One of the most important factors to consumers, payment security requires additional compliance with higher security standards, ensuring consumers are protected from fraudulent activity and avoiding the irreparable reputational damage and financial costs associated with a breach in payment security for the retailer.
This adoption of mobile, digital payments will further enable retailers to offer things like on-demand delivery options, where products can be delivered straight to the customer’s home or even car.
For retail businesses, this will also likely lead to higher revenues. Just as the shift from cash to plastic showed consumers are willing to spend more when not parting with cash, so too will sales be further strengthened by further dissociation from the traditional bank instrument - the card.
The road to the future
These hyper-connected consumers already in the marketplace have a rapidly growing share of spending power. This always-on generation demand things like fast internet access and a more seamless, digital experience they’re already getting from other services.

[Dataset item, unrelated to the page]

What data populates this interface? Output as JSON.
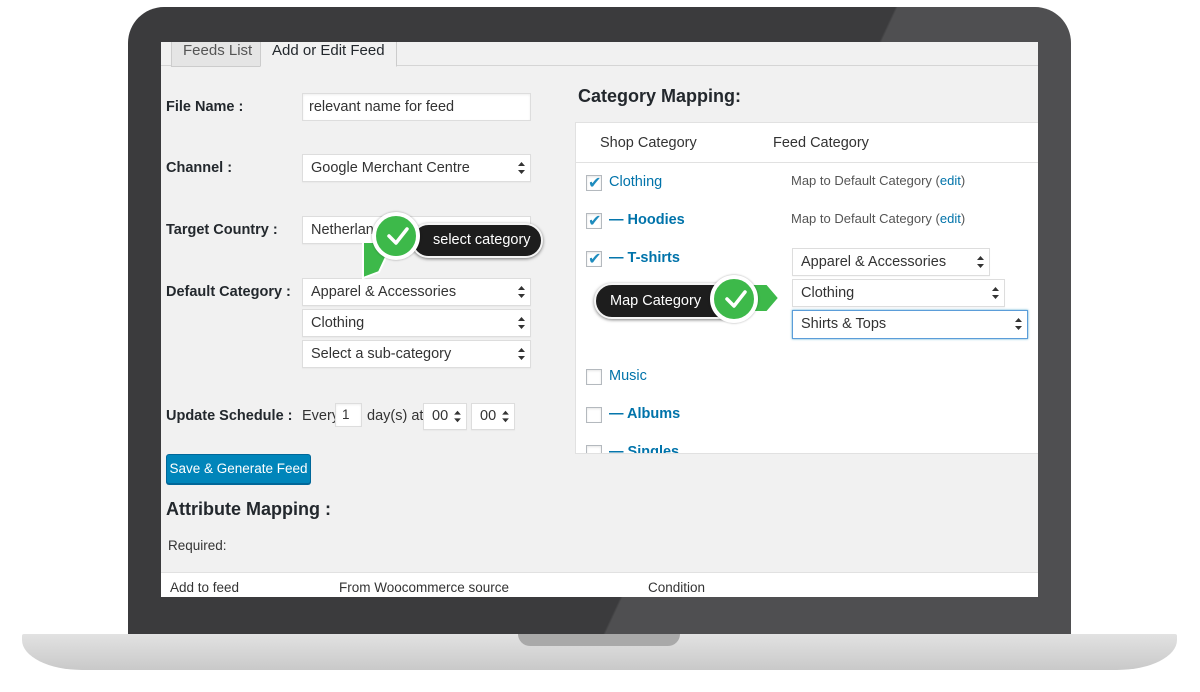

While new innovations are being tested and tried in today’s market, much of this development is stifled by existing and fragmented existing IT infrastructure, negatively impacting the customer experience, and slowing the consumer adoption of new technologies that could help drive the retail business forward.
Because of this, retailers are already starting on the back foot. To build a successful platform for innovation across multiple channels, they must ensure the technological needs of today’s customers are fully met, otherwise they face being left in the dust. Focus on enriching the customer experience immediately, and set the stage for rapid innovation in the coming years.